Communication is also key when it comes to making an impact, and, in an unexpected way, I’ve learned I am a good communicator. Google my name and it won’t take you long to see it is associated with the S.S. Komagata Maru, a ship my great-great-grandfather chartered to Canada in 1914 along with more than 300 fellow Indians. Their goal? To challenge discriminatory immigration laws. The ship was ultimately turned back after a two-month standoff, but it created a movement that contributed to Canada’s multicultural reputation. Being a descendent, I have had the opportunity to share my story through print, radio and TV interviews and have also been published in a book. I was invited to attend the official apology issued in parliament in Ottawa and had the chance to speak with Prime Minister Justin Trudeau. I also reach out to schools in my area and tell the story whenever I get that chance.
But, with extra time on my hands during the pandemic, I turned to other pursuits. I soon got into baking, the nit-pickier the project the better. I paired this new interest with helping my family members celebrate their milestones even though we were stuck at home. For each birthday I decorated tiered cakes with elaborate flowers and patterns using different piping techniques. My favourite cake was the one I made for my grandparents’ anniversary; using icing I was able to free hand “grandma” and “grandpa” in my language, Punjabi, onto the cake. I’ve always enjoyed working with my hands and I actually became known for how steady mine are during dissections in university.
While I did enjoy lab courses in my undergraduate degree, I struggled academically. Since starting graduate school, I’ve learned active recall using flashcards and practice questions help me retain the knowledge I am learning. I improved my time management skills using the Pomodoro technique of timed study intervals. My GPA drastically improved but I also learned a lot about myself.
Thinking back to that little girl in the clinic, I knew something changed in me, but I probably wouldn’t have been able to pinpoint why.

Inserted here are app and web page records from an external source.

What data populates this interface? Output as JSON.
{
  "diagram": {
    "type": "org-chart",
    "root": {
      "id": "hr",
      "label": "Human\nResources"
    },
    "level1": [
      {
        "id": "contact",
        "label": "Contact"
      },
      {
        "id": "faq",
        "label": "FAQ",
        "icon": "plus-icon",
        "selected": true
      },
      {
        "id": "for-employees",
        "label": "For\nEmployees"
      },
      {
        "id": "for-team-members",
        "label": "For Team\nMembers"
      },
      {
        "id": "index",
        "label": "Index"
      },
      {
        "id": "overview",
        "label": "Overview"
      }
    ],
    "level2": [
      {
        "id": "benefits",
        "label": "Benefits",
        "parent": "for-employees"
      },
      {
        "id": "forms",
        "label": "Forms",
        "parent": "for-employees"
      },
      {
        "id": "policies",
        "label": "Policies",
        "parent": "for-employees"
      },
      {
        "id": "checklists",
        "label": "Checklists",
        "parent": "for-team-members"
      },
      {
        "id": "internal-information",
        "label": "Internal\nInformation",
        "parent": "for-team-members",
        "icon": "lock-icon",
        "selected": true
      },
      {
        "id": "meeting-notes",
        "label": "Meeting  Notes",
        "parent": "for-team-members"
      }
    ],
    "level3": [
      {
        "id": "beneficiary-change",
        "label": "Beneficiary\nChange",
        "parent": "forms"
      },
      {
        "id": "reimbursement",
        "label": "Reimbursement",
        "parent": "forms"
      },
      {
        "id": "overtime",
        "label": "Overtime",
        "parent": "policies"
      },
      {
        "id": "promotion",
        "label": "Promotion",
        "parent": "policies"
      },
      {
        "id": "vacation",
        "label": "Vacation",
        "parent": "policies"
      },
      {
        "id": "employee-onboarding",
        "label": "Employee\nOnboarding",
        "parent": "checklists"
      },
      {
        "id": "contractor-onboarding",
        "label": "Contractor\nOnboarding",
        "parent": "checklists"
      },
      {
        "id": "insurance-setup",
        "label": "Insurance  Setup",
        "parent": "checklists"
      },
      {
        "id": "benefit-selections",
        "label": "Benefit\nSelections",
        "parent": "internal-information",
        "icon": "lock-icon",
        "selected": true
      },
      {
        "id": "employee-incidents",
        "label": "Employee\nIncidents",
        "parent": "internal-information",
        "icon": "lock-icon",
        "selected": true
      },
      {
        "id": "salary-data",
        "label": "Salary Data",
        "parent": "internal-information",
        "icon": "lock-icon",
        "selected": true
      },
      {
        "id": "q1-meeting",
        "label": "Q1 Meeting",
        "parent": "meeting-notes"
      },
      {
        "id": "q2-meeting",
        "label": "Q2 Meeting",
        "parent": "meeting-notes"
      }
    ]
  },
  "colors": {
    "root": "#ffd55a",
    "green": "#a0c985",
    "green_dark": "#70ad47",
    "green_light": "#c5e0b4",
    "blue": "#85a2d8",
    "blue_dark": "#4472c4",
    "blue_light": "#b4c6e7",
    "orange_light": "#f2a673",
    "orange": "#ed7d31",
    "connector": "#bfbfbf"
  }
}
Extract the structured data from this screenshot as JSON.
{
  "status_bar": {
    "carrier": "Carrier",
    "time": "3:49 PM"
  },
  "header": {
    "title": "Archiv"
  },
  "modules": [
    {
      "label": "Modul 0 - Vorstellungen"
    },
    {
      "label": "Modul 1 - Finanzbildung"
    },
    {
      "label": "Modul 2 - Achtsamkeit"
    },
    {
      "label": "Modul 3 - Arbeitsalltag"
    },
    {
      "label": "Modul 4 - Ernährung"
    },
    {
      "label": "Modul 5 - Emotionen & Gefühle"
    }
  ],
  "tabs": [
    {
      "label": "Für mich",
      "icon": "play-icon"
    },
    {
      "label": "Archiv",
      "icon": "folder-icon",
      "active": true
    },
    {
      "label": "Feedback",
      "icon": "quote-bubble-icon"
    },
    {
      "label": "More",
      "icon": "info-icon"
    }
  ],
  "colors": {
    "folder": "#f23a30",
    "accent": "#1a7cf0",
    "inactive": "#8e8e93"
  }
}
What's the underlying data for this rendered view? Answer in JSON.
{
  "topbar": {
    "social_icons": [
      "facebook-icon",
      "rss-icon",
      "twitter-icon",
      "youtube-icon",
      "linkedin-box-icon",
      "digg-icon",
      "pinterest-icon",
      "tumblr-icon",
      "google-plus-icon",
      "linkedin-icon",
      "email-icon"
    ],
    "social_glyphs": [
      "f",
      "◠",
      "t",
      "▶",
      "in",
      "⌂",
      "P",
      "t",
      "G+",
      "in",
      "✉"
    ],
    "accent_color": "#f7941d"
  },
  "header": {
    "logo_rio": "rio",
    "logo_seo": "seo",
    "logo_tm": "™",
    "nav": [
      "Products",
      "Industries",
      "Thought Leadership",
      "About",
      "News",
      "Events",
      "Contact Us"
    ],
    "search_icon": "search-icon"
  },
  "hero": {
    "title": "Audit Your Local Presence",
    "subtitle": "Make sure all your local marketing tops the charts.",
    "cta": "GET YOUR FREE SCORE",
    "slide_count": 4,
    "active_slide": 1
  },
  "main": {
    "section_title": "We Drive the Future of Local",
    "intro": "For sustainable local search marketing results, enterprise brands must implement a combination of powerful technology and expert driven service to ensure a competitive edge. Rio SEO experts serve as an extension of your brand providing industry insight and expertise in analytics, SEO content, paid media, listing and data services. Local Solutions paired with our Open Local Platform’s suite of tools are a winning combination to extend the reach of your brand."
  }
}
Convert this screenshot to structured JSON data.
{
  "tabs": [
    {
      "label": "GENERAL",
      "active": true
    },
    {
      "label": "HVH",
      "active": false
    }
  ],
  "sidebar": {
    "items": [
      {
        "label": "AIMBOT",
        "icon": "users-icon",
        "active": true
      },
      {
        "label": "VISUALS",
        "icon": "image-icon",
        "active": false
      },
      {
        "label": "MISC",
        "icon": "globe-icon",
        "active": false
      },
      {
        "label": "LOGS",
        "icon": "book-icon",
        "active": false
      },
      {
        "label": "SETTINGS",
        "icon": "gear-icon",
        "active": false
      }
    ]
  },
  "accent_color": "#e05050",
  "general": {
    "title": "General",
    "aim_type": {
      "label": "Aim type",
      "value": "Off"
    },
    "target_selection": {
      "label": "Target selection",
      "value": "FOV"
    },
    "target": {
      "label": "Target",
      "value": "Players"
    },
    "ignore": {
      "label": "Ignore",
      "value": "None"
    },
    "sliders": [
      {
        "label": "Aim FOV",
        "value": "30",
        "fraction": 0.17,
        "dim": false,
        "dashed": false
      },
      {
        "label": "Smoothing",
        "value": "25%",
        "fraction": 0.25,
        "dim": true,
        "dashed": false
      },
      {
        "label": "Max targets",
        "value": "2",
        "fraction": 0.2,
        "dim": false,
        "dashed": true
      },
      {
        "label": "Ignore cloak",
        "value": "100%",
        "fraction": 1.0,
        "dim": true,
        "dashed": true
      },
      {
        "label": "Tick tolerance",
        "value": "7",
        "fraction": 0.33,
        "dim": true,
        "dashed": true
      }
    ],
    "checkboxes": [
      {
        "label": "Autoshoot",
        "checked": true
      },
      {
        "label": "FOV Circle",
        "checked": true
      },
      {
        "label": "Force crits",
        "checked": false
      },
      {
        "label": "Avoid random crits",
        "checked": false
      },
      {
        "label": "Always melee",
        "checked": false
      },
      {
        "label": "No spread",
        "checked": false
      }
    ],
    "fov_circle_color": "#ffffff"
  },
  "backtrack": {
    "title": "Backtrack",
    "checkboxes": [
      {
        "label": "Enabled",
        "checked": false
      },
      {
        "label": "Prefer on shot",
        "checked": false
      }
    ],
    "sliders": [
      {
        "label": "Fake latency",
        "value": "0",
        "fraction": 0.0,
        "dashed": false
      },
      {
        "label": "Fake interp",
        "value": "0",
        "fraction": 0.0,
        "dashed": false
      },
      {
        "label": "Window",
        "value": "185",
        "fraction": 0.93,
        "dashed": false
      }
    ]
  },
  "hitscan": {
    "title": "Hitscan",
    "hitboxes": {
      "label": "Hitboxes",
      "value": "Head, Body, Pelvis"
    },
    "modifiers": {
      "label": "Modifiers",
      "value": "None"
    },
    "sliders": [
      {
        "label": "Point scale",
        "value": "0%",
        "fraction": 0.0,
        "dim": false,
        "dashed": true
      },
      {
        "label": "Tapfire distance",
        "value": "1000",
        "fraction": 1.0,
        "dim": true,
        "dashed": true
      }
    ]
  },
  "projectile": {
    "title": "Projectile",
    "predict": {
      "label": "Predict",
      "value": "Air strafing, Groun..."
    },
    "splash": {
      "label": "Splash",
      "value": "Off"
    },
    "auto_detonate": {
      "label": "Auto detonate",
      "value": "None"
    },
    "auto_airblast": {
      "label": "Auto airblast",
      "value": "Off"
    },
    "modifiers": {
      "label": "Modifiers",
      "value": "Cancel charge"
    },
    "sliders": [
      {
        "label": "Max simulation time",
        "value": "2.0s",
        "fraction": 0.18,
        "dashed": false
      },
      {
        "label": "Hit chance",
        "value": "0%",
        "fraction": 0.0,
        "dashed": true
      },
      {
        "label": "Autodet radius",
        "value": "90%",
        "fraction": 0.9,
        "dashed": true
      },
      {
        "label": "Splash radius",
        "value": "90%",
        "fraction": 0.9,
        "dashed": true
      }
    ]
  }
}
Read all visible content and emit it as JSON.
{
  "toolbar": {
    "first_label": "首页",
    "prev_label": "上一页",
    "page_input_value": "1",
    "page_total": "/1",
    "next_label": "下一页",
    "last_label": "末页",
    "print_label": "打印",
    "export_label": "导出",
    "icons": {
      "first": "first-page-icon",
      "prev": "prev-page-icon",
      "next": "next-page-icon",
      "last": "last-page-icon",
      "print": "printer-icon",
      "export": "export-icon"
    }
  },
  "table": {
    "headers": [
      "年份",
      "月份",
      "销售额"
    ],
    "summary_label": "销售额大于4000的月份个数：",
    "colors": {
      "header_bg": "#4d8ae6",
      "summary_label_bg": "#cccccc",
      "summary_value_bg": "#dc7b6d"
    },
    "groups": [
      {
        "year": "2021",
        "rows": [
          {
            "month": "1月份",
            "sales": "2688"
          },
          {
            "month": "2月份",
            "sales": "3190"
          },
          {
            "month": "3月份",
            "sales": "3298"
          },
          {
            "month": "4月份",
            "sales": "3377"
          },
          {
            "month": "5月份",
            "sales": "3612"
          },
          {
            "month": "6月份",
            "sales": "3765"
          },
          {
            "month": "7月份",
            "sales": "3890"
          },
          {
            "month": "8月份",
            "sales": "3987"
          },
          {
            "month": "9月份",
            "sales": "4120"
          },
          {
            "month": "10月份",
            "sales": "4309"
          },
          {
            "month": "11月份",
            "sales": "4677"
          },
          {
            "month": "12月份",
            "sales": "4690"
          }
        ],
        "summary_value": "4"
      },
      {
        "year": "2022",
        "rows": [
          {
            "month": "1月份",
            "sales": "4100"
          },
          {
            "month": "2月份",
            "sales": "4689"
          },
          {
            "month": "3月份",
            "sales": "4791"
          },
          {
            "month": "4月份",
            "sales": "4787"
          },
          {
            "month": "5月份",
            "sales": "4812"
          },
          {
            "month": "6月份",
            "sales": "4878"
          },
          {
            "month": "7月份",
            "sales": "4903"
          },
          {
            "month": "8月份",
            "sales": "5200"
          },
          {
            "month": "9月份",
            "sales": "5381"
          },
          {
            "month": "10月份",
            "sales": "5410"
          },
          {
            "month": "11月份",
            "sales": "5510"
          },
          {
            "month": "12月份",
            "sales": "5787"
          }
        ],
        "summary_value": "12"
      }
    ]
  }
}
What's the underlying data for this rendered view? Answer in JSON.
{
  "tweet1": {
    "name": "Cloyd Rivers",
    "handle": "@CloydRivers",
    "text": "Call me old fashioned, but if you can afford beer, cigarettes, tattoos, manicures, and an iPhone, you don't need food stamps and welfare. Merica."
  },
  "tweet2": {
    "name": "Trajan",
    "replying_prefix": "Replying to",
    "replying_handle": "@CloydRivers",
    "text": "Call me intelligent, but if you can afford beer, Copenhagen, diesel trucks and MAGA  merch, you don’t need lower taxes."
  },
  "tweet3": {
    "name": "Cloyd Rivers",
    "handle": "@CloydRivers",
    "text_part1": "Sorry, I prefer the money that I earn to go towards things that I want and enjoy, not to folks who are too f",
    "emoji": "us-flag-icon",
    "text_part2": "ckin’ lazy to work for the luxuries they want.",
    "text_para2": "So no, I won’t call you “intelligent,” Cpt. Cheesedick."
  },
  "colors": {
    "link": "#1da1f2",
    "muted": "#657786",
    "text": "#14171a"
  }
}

I now know that the reason why I want to be a dentist is because I’m built to be a dentist: I am an educator. I am a leader. And I have the tenacity, communication skills, and dexterity I need to make me a dedicated addition to your dental program.